UEFA fire warning shot with prize money threat
Published: 19.09.12 / Written by: David Gold
UEFA today announced that 23 teams were having prize money withheld for unpaid debts to other clubs and tax bills.
Among the teams are Spanish duo Atletico Madrid and Malaga, and others including Rubin Kazan, Fenerbahce and Sporting Lisbon.
European football’s governing body made the decision after a meeting of the UEFA club financial control body (CFCB), chaired by Jean-Luc Dehaene. The Belgian has previously spoken out to warn teams not to overspend, and in particular to assess every sponsorship deal sides sign. Particularly when it comes to those such as Manchester City, who have signed deals with Etihad, a company run by the half brother of the Premier League champions’ owner. That is something Dehaene is determined to take on.
But today’s decision is something that does not affect Europe’s biggest spenders, like Man City, Chelsea or Paris St Germain.
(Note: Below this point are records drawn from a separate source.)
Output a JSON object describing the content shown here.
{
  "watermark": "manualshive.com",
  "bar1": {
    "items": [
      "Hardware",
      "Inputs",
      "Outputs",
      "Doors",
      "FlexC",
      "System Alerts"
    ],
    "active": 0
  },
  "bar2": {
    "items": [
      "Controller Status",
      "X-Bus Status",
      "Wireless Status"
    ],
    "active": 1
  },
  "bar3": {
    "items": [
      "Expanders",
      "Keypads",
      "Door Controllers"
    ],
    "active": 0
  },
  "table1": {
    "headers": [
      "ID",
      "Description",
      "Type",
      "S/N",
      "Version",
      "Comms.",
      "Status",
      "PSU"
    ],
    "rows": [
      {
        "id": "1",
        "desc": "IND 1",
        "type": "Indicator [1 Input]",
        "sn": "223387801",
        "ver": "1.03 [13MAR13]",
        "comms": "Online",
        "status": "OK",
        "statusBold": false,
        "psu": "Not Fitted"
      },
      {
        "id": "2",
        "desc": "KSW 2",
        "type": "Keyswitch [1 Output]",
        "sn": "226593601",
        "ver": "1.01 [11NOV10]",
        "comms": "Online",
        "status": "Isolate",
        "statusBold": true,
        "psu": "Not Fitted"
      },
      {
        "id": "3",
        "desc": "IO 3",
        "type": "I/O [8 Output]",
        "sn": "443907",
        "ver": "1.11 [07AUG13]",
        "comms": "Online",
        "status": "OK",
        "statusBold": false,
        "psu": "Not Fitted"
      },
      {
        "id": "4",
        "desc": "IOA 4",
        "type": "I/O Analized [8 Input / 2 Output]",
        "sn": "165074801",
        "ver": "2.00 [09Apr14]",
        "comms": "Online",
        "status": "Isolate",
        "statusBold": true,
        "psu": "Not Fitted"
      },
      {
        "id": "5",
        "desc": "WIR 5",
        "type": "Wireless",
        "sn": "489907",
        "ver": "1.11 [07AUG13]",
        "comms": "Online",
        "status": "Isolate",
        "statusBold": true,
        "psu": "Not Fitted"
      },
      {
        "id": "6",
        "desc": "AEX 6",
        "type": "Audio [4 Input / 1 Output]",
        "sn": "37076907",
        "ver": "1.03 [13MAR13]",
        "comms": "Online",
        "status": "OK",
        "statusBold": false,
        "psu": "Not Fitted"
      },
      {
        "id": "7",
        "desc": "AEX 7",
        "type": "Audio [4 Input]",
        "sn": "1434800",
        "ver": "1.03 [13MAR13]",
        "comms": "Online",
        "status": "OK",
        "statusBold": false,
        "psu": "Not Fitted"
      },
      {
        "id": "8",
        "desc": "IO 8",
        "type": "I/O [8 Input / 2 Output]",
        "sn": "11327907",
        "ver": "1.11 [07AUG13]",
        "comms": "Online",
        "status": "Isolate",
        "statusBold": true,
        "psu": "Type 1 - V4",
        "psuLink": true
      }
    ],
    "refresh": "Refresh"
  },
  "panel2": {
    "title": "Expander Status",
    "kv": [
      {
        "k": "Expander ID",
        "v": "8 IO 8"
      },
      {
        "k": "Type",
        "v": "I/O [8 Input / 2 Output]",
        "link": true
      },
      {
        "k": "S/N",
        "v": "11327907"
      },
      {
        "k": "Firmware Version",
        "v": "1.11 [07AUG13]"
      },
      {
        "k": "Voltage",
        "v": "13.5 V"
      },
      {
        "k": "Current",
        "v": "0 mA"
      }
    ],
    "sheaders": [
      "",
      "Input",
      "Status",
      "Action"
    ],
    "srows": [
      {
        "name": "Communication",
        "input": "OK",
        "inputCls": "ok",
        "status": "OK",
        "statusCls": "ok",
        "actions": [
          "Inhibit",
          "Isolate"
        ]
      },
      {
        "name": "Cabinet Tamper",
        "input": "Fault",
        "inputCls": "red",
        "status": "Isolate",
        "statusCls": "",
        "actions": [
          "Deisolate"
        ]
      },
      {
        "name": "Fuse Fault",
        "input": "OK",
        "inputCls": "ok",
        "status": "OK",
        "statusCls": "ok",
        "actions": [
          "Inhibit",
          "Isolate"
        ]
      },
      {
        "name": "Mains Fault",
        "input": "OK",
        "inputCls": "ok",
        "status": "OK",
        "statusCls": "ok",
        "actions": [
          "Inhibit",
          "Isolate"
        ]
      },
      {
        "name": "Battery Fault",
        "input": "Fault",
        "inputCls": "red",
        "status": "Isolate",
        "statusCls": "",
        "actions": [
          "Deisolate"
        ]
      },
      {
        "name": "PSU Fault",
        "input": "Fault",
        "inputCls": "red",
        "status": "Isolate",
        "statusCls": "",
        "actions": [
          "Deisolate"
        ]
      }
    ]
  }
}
It only hits one Champions League team, Malaga, who have publicly stated that they are restructuring their finances because of UEFA financial fair play rules. Today’s move is also part of those new fair play rules, designed to force clubs to spend only what they have, not what their owners artificially inflate the team’s budget by.
So the decision must be seen as a warning from UEFA that they are serious. The noises from the organisation appear to indicate that they are determined to carry through with their threat to kick teams out of the Champions League or Europa League starting from next season if they do not comply with the new rules. That means City, Chelsea and even Paris St Germain, whose losses are gargantuan.
The big question is can UEFA legally do this? Chelsea appear in a particularly strong position – they have a partnership with Gazprom which, as well as boosting their coffers, raises a key conflict of interest question. What if a team, like Chelsea, whose owner Roman Abramovich has links to an organisation giving them money (he sold his stake in Gazprom back in 2005), but that company also has an important link to UEFA? Gazprom announced a partnership with UEFA a week before signing their deal with Chelsea. Would UEFA really kick out a team bankrolled in part by a company they depend on as a key sponsor?
Today’s ruling indicates they would like to. But whether they can carry through on their threat is another question entirely. Today’s decision is dependent on the clubs updating their accounts with UEFA by the end of September, and once they have done so UEFA may change their ruling. It could be that they quietly drop the matter and pay the prize money as promised, but then it could also be that they mean business and will not pay any club with outstanding debts as a key measure and step on the way to ensuring fair play rules are met. There are signs already that teams are changing their habits, Milan and Inter in Italy restraining their spending and Manchester City even taking a while to make a signing this summer.
The weeks ahead will be intriguing, particularly with the European Clubs Association, who represent the leading teams across the continent, having their annual meeting this week. It seems to be the first warning shot in a very intriguing battle ahead.